───── Dataset excerpts
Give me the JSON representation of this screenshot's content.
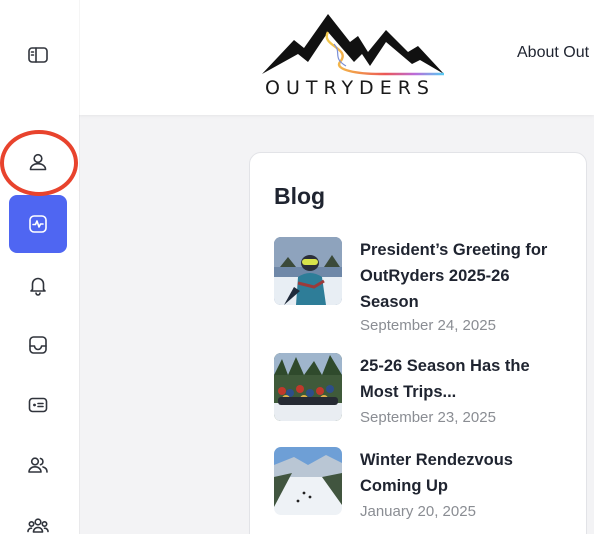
{
  "header": {
    "brand": "OUTRYDERS",
    "nav_about": "About Out"
  },
  "sidebar": {
    "items": [
      {
        "icon": "sidebar-toggle-icon"
      },
      {
        "icon": "user-icon"
      },
      {
        "icon": "activity-icon",
        "active": true
      },
      {
        "icon": "bell-icon"
      },
      {
        "icon": "inbox-icon"
      },
      {
        "icon": "id-card-icon"
      },
      {
        "icon": "users-icon"
      },
      {
        "icon": "group-icon"
      }
    ]
  },
  "blog": {
    "title": "Blog",
    "posts": [
      {
        "title": "President’s Greeting for OutRyders 2025-26 Season",
        "date": "September 24, 2025",
        "thumb": "skier-portrait"
      },
      {
        "title": "25-26 Season Has the Most Trips...",
        "date": "September 23, 2025",
        "thumb": "group-photo"
      },
      {
        "title": "Winter Rendezvous Coming Up",
        "date": "January 20, 2025",
        "thumb": "ski-slope"
      }
    ]
  },
  "colors": {
    "accent": "#4f66f2",
    "highlight": "#e8432d",
    "muted_text": "#8a8d93"
  }
}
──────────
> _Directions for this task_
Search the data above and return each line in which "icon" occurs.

> _Solution to this task_
        "icon": "sidebar-toggle-icon"
        "icon": "user-icon"
        "icon": "activity-icon",
        "icon": "bell-icon"
        "icon": "inbox-icon"
        "icon": "id-card-icon"
        "icon": "users-icon"
        "icon": "group-icon"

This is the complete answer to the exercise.